Kobe Bryant has a message for USA Basketball going into the FIBA World Cup: Be ready.
Bryant, the two-time Olympic gold medallist for the U.S. and one of the global ambassadors for this summer's World Cup, spent part of his Saturday night at the tournament draw ceremony in China with his hands on the Naismith Trophy — the one that will be presented to the nation that wins the title on Sept. 15.
The U.S. has won the last two World Cups. A third straight gold medal, Bryant warned, might not come easily.
"I think the parity is unlike it's ever been before," Bryant said in a telephone interview after the draw in Shenzhen, China. "I think it's a testament to how much the game is growing. But you can absolutely see one of these emerging countries come forward and have a big tournament. You know how tournaments go — one team gets momentum and gets hot, then off you go."
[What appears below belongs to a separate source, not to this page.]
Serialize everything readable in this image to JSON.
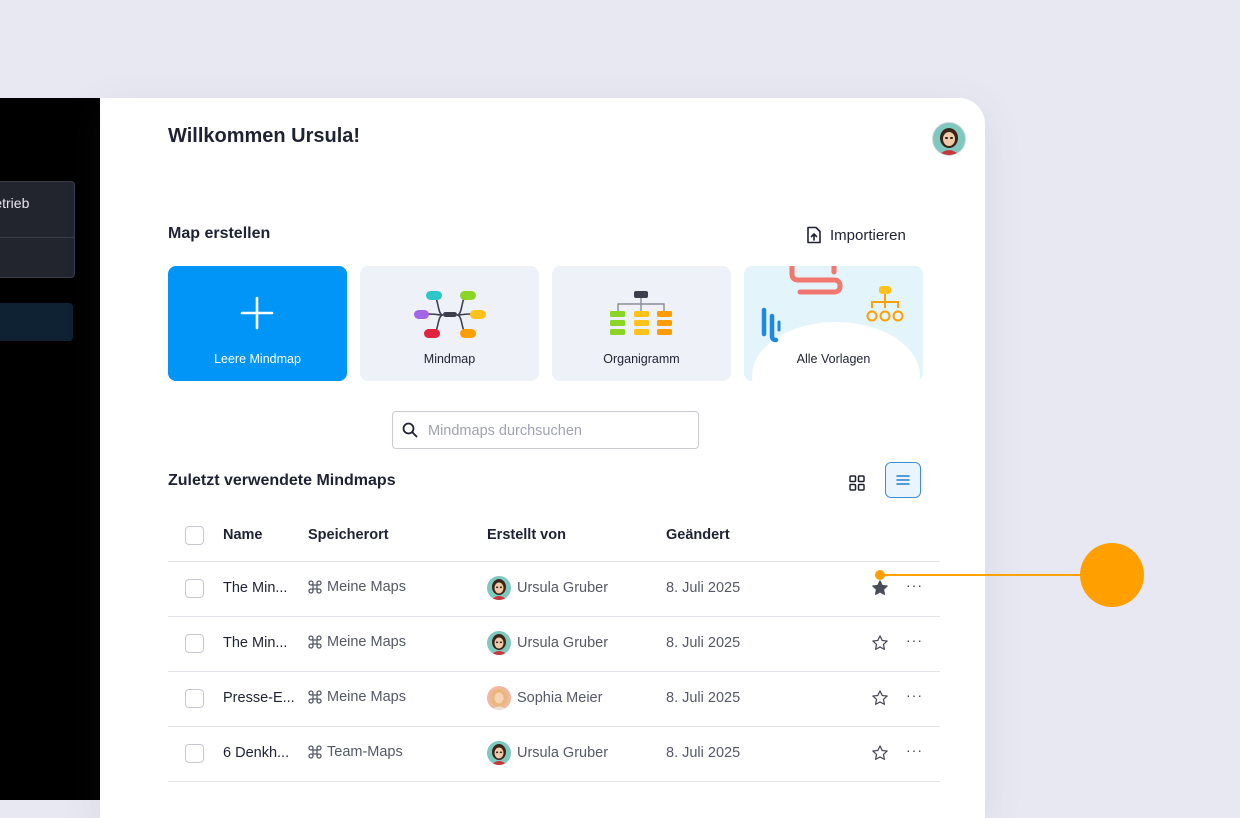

The U.S. will be coached at this World Cup — and the 2020 Tokyo Olympics, should it qualify — by San Antonio coach Gregg Popovich, whose rosters with the Spurs have usually had a certain international flair.
Popovich's understanding of the international player and the global game, Bryant said, should help the U.S. this summer.
"Pop is so well-suited for it," Bryant said. "The championship teams they had in San Antonio were predominantly international players to begin with, right? I think the challenge is getting him to have the players on this team understand that players you have never heard about, you have never seen before, are great players. We tend to think that, 'OK, if you're a great international player, I'll know you because you'll be in the NBA.' That's not true all the time.
"The guys have to be well-prepared," Bryant added. "Have them do their homework. Have them do their research."
The U.S. is scheduled to begin its pre-World Cup camp at Las Vegas in early August. The tournament starts on Aug. 31 and if the Americans make the gold-medal game, they'll be playing in China through Sept. 15 — or roughly two weeks before NBA training camps open, half a world away.
Bryant said he hopes the relatively short time between the end of the World Cup and start of NBA practice doesn't deter potential U.S. players from participating. The U.S. has a pool of 35 NBA players under consideration for the team, including more than a dozen current All-Stars.
"You're playing for your country and that can't be understated," Bryant said. "It's our small role of doing what we can for our great nation. And on top of that, your career is going to be over before you know it. You're going to blink and you'll be retired. You'll wish you had those experiences. So don't leave anything on the table. If you're healthy enough to play, you absolutely should play."